“Tells an interesting story, both stimulating and captivating for the viewer, yet it struggled to combine such drama and intensity with its thought-provoking plot…”
David Cronenberg may have to wait a while longer for his first Oscar-nomination, with A Dangerous Method a potentially fascinating, yet quite lacklustre feature film.
Airing at the BFI London Film Festival, A Dangerous Method - inspired on factual events, tells the story of the intense relationship between psychologists’ Carl Jung (Michael Fassbender) and Sigmund Freud (Viggo Mortensen), with Sabina Spielrein (Keira Knightley) at the heart of events, as Jung begins a sexual affair with his emotionally unstable patient, all of this in sync with the founding of psychoanalysis.
Cronenberg’s latest feature certainly tells an interesting story, both stimulating and captivating for the viewer, yet it struggled to combine such drama and intensity with its thought-provoking plot – failing to find a middle ground between intellectual complexity, and accessibility.
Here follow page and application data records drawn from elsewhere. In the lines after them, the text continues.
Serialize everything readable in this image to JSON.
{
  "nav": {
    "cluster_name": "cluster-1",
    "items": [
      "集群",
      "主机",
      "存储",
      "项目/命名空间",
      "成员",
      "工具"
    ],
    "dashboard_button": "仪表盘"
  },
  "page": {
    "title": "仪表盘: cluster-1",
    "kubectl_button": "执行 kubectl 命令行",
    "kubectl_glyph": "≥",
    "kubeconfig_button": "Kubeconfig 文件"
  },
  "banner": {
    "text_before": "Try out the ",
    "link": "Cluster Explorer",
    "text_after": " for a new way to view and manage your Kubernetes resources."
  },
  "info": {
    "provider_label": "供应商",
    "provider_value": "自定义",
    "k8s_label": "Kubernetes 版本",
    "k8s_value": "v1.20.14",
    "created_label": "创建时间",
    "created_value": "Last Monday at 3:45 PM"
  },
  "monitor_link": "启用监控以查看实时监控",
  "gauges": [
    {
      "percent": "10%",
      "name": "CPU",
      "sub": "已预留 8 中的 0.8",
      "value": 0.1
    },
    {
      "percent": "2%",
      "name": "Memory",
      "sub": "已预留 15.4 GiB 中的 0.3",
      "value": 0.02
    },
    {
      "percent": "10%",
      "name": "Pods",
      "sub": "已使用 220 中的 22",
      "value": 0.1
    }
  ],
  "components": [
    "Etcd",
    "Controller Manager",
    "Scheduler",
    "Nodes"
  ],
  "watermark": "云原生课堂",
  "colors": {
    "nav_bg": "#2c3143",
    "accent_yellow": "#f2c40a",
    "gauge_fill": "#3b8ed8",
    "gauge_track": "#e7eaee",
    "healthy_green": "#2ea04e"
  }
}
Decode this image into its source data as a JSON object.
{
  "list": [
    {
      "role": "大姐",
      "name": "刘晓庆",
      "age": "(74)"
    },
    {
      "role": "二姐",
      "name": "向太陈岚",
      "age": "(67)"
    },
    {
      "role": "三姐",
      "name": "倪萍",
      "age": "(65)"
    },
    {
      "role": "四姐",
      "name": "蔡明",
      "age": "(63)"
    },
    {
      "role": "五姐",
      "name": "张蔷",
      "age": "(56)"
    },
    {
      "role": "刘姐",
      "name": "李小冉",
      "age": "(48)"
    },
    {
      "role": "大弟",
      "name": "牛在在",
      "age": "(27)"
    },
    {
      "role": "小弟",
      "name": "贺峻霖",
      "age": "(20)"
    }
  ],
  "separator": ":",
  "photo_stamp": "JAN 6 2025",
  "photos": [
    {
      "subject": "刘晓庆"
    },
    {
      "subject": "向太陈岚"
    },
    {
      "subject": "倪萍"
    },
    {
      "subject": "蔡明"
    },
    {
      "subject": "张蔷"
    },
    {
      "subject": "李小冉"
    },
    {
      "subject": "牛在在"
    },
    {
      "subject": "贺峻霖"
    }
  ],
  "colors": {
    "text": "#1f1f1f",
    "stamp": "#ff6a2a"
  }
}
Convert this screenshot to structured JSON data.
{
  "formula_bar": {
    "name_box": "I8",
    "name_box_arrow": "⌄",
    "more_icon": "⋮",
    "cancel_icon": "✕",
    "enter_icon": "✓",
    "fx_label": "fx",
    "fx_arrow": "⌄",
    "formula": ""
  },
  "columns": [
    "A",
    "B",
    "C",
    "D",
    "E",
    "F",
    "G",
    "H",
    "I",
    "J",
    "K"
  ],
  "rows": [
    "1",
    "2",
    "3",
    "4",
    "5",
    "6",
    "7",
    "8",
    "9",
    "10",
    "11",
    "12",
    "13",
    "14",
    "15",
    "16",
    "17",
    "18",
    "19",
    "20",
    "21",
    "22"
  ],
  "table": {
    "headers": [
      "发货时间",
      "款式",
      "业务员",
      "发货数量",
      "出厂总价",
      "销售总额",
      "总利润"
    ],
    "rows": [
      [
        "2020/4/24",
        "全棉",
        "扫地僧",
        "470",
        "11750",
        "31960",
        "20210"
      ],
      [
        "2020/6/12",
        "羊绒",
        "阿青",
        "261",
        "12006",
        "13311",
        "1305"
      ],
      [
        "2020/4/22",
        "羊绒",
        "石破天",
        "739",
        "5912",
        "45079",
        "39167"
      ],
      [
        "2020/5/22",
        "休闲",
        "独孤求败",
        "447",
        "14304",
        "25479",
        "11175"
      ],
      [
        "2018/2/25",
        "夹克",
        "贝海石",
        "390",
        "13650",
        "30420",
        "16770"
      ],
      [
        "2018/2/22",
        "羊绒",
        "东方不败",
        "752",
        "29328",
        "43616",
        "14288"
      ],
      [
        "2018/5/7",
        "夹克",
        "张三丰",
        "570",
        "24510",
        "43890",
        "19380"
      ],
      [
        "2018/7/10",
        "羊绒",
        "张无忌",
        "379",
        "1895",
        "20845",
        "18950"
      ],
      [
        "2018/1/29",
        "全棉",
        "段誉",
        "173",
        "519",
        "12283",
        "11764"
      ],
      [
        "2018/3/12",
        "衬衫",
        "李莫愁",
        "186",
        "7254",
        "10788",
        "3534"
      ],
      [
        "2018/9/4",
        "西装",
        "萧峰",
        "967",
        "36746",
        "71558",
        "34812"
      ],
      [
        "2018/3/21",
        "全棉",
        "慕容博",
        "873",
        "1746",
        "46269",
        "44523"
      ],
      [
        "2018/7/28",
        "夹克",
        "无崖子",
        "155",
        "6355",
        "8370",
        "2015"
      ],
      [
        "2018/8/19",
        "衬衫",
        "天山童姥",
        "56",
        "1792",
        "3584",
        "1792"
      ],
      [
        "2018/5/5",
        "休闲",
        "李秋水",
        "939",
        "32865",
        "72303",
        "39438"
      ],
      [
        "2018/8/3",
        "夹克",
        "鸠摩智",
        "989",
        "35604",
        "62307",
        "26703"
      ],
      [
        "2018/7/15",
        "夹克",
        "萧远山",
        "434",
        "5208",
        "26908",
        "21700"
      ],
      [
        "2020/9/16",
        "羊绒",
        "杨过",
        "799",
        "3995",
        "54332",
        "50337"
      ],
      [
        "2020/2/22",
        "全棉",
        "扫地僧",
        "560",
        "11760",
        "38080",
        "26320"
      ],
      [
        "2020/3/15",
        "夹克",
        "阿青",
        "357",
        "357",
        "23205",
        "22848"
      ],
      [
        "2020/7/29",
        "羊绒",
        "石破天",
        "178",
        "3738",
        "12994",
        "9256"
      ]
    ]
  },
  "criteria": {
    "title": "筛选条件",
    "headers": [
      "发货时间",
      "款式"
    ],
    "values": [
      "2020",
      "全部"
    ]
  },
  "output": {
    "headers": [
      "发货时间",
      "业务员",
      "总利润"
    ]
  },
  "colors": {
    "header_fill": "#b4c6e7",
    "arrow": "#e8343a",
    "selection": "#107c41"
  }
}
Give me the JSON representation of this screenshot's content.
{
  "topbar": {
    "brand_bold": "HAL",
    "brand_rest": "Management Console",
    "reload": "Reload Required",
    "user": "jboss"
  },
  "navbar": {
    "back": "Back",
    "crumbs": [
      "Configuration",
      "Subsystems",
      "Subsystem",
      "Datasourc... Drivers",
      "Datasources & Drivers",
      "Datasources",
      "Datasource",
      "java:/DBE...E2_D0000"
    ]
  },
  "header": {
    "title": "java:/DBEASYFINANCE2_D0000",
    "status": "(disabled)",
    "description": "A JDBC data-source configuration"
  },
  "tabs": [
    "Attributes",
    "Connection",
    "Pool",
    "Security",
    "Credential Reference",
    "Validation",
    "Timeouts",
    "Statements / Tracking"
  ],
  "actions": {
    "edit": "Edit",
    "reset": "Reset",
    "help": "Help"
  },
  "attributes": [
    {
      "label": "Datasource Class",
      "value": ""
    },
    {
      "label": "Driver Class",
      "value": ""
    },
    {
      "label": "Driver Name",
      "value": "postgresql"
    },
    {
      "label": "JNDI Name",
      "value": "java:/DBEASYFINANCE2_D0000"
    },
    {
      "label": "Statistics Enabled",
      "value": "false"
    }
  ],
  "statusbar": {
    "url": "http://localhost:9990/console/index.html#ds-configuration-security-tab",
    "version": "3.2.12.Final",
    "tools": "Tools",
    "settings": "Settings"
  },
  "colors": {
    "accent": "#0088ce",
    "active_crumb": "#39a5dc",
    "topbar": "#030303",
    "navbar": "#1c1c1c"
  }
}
Aside from the intriguing facial hair on show, particularly Mortensen’s offering, the film had a few too many flaws which prevented it being the movie it so could have been, especially with such a talented line up of filmmakers and cast members.
Firstly, I found it incredibly frustrating that Knightley was the only character putting on an accent – as Spielrein, of Russian heritage. However, the other characters simply spoke with English accents. This bothered me due to its inconsistency – I feel that in a serious study of such a period of time, it must be decided that the characters either speak with accents of those they are portraying – or all speak in English, not both.
Also, I know we’re supposed to think that Knightley has put in a fantastic performance as the mental patient, but as far as I’m concerned, it couldn’t be more of the opposite. A series of wailing and crying does not automatically make it an inspiring performance. I found the role exasperating, and completely over-acted. I may be in a minority, but I’m not convinced at all.
However, the same certainly can’t be said of Fassbender. His performance, just as it always seems to be, is highly impressive. He caught the cerebral side to Jung, but made the character personal, showing an idealistic, romantic soul behind the academic façade. On a side note, I’d love to know what Freud and Jung would think of Fassbender’s sexually obsessed character in upcoming feature Shame – I’m sure he’d be quite the subject.
Another misgiving I had was also regarding the character of Spielrein, who began the film as a mental patient, whose illness was so strong and inherent it seemed almost incurable. However, with little emphasis on her treatment by Jung, her transformation from psychopath to psychoanalysis seemed quite hasty and unexplained.
It’s an interesting drama, and mentally challenging, with, Knightley aside, strong performances from the cast – including a fun cameo by Vincent Cassel as Otto Gross.
But overall I just don’t believe enough happened, and at the very end of the film when it tells the audience what became of all of the leading characters – their stories seemed to become even more enticing as time went on - leading me to believe that although portraying three highly-intriguing characters, it may have just been done at the wrong period of time in their lives.